This portion of the activity’s objective is to help students develop their palate. I provide them with Chocolate Differentiation Cards that have words to help them associate different tastes. You could have them rank the chocolates based on preference, taste, bitterness, or other characteristics of your choosing. Their tasting notes are submitted in their portfolio when the chocolate tasting portion is finished.

As we start the day’s lab portion, I leave the chocolate tempering MEP on my station for students to try their hand at it. We eventually use that chocolate for ganache. This is definitely a great day.

Instructor attachments:

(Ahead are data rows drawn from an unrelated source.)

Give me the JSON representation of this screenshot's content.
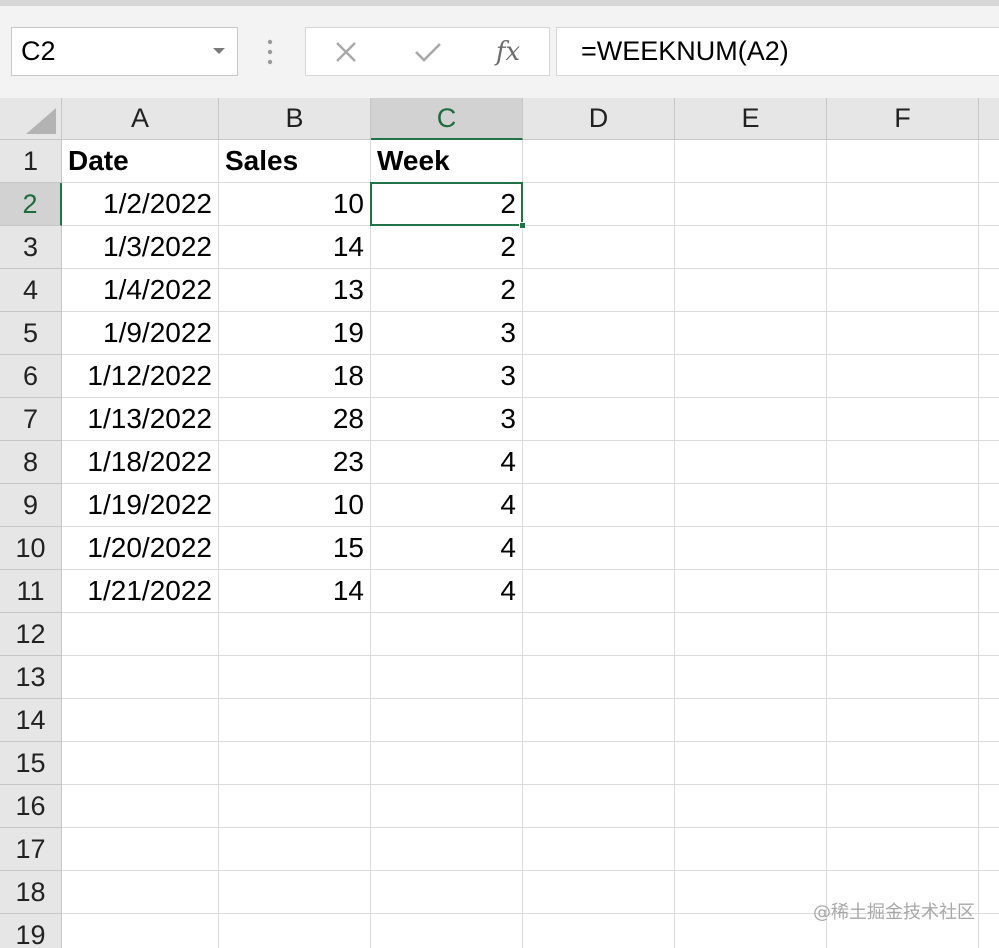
{
  "name_box": {
    "value": "C2"
  },
  "formula_bar": {
    "value": "=WEEKNUM(A2)",
    "fx_label": "fx"
  },
  "columns": [
    "A",
    "B",
    "C",
    "D",
    "E",
    "F"
  ],
  "selected_column": "C",
  "rows": [
    "1",
    "2",
    "3",
    "4",
    "5",
    "6",
    "7",
    "8",
    "9",
    "10",
    "11",
    "12",
    "13",
    "14",
    "15",
    "16",
    "17",
    "18",
    "19"
  ],
  "selected_row": "2",
  "cells": {
    "headers": [
      "Date",
      "Sales",
      "Week"
    ],
    "data": [
      [
        "1/2/2022",
        "10",
        "2"
      ],
      [
        "1/3/2022",
        "14",
        "2"
      ],
      [
        "1/4/2022",
        "13",
        "2"
      ],
      [
        "1/9/2022",
        "19",
        "3"
      ],
      [
        "1/12/2022",
        "18",
        "3"
      ],
      [
        "1/13/2022",
        "28",
        "3"
      ],
      [
        "1/18/2022",
        "23",
        "4"
      ],
      [
        "1/19/2022",
        "10",
        "4"
      ],
      [
        "1/20/2022",
        "15",
        "4"
      ],
      [
        "1/21/2022",
        "14",
        "4"
      ]
    ]
  },
  "colors": {
    "accent": "#217346",
    "header_bg": "#e6e6e6",
    "gridline": "#dcdcdc"
  },
  "watermark": "@稀土掘金技术社区"
}
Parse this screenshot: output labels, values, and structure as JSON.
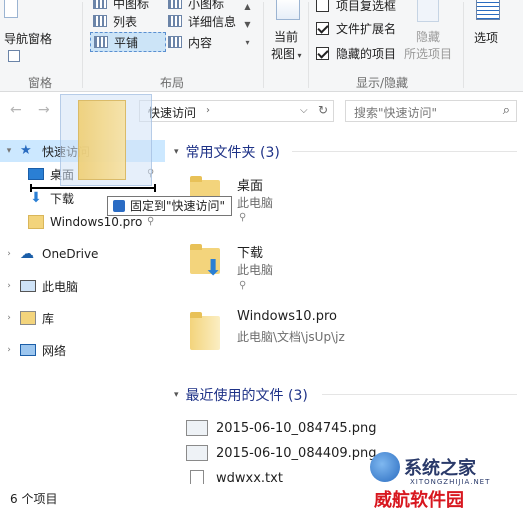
{
  "ribbon": {
    "pane": {
      "nav_pane": "导航窗格",
      "group": "窗格"
    },
    "layout": {
      "group": "布局",
      "items_col1": [
        "中图标",
        "列表",
        "平铺"
      ],
      "items_col2": [
        "小图标",
        "详细信息",
        "内容"
      ],
      "selected": "平铺"
    },
    "current_view": {
      "label_line1": "当前",
      "label_line2": "视图"
    },
    "show_hide": {
      "group": "显示/隐藏",
      "checks": [
        {
          "label": "项目复选框",
          "checked": false
        },
        {
          "label": "文件扩展名",
          "checked": true
        },
        {
          "label": "隐藏的项目",
          "checked": true
        }
      ],
      "hide_line1": "隐藏",
      "hide_line2": "所选项目"
    },
    "options": "选项"
  },
  "address": {
    "path": "快速访问",
    "search_placeholder": "搜索\"快速访问\""
  },
  "nav_tree": {
    "quick_access": "快速访问",
    "items": [
      "桌面",
      "下载",
      "Windows10.pro"
    ],
    "onedrive": "OneDrive",
    "this_pc": "此电脑",
    "library": "库",
    "network": "网络"
  },
  "drag_tooltip": "固定到\"快速访问\"",
  "content": {
    "frequent_header": "常用文件夹 (3)",
    "folders": [
      {
        "name": "桌面",
        "location": "此电脑"
      },
      {
        "name": "下载",
        "location": "此电脑"
      },
      {
        "name": "Windows10.pro",
        "location": "此电脑\\文档\\jsUp\\jz"
      }
    ],
    "recent_header": "最近使用的文件 (3)",
    "files": [
      "2015-06-10_084745.png",
      "2015-06-10_084409.png",
      "wdwxx.txt"
    ]
  },
  "status": {
    "count": "6 个项目"
  },
  "watermark": {
    "title": "系统之家",
    "sub": "XITONGZHIJIA.NET",
    "red": "威航软件园"
  },
  "colors": {
    "accent": "#1e3287",
    "selection": "#cce8ff",
    "folder": "#f3d47c"
  }
}
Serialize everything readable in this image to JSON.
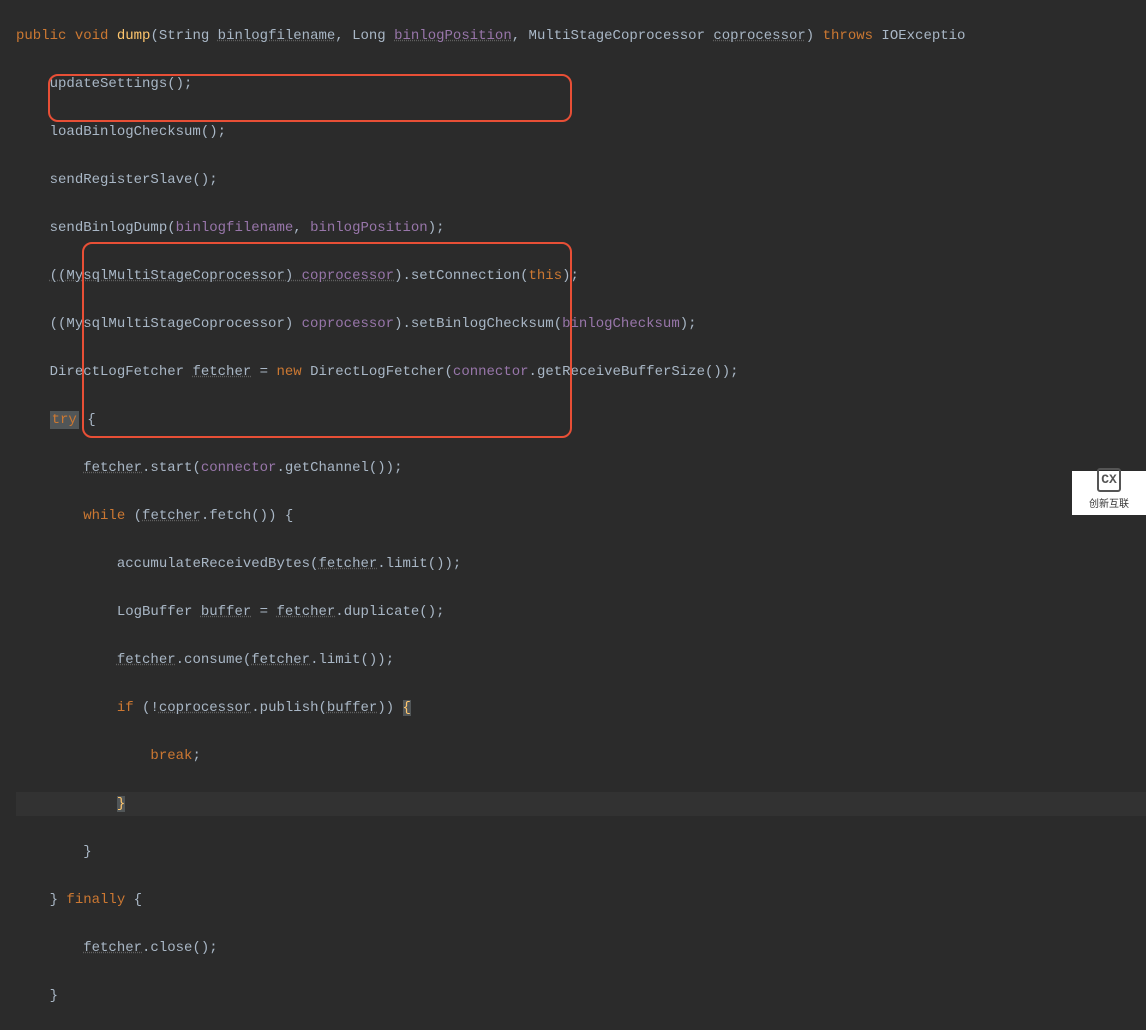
{
  "code": {
    "l1_public": "public",
    "l1_void": "void",
    "l1_method": "dump",
    "l1_p1": "(String ",
    "l1_param1": "binlogfilename",
    "l1_p2": ", Long ",
    "l1_param2": "binlogPosition",
    "l1_p3": ", MultiStageCoprocessor ",
    "l1_param3": "coprocessor",
    "l1_p4": ") ",
    "l1_throws": "throws",
    "l1_ex": " IOExceptio",
    "l2": "updateSettings();",
    "l3": "loadBinlogChecksum();",
    "l4": "sendRegisterSlave();",
    "l5a": "sendBinlogDump(",
    "l5b": "binlogfilename",
    "l5c": ", ",
    "l5d": "binlogPosition",
    "l5e": ");",
    "l6a": "((MysqlMultiStageCoprocessor) ",
    "l6b": "coprocessor",
    "l6c": ").setConnection(",
    "l6d": "this",
    "l6e": ");",
    "l7a": "((MysqlMultiStageCoprocessor) ",
    "l7b": "coprocessor",
    "l7c": ").setBinlogChecksum(",
    "l7d": "binlogChecksum",
    "l7e": ");",
    "l8a": "DirectLogFetcher ",
    "l8b": "fetcher",
    "l8c": " = ",
    "l8d": "new",
    "l8e": " DirectLogFetcher(",
    "l8f": "connector",
    "l8g": ".getReceiveBufferSize());",
    "l9a": "try",
    "l9b": " {",
    "l10a": "fetcher",
    "l10b": ".start(",
    "l10c": "connector",
    "l10d": ".getChannel());",
    "l11a": "while",
    "l11b": " (",
    "l11c": "fetcher",
    "l11d": ".fetch()) {",
    "l12a": "accumulateReceivedBytes(",
    "l12b": "fetcher",
    "l12c": ".limit());",
    "l13a": "LogBuffer ",
    "l13b": "buffer",
    "l13c": " = ",
    "l13d": "fetcher",
    "l13e": ".duplicate();",
    "l14a": "fetcher",
    "l14b": ".consume(",
    "l14c": "fetcher",
    "l14d": ".limit());",
    "l15a": "if",
    "l15b": " (!",
    "l15c": "coprocessor",
    "l15d": ".publish(",
    "l15e": "buffer",
    "l15f": ")) ",
    "l15g": "{",
    "l16a": "break",
    "l16b": ";",
    "l17": "}",
    "l18": "}",
    "l19a": "} ",
    "l19b": "finally",
    "l19c": " {",
    "l20a": "fetcher",
    "l20b": ".close();",
    "l21": "}"
  },
  "logo": {
    "text": "创新互联",
    "icon": "CX"
  }
}
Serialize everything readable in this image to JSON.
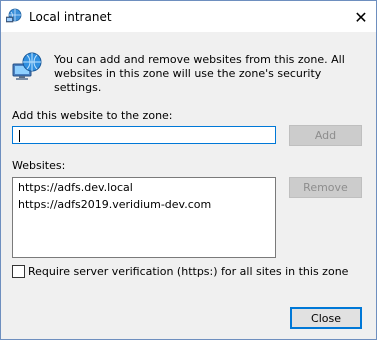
{
  "window": {
    "title": "Local intranet"
  },
  "info": {
    "text": "You can add and remove websites from this zone. All websites in this zone will use the zone's security settings."
  },
  "add": {
    "label": "Add this website to the zone:",
    "value": "",
    "button_label": "Add",
    "button_enabled": false
  },
  "websites": {
    "label": "Websites:",
    "items": [
      "https://adfs.dev.local",
      "https://adfs2019.veridium-dev.com"
    ],
    "remove_label": "Remove",
    "remove_enabled": false
  },
  "verification": {
    "label": "Require server verification (https:) for all sites in this zone",
    "checked": false
  },
  "footer": {
    "close_label": "Close"
  },
  "icons": {
    "title": "globe-network-icon",
    "info": "network-computer-globe-icon",
    "close": "close-icon"
  },
  "colors": {
    "accent": "#0078d7",
    "disabled_text": "#8d8d8d"
  }
}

Chef Jennifer M. Denlinger, PhD., CCC, CHEP, is the Culinary Management Program Department Chair at the Poinciana Campus of Valencia College. She is also the vice president of ACF’s Central Florida Chapter. Additionally, Chef Denlinger earned the 2020 Innovation Award, sponsored by CAFÉ and the Idaho Potato Commission, for a creative escape room based on safe food handling procedures.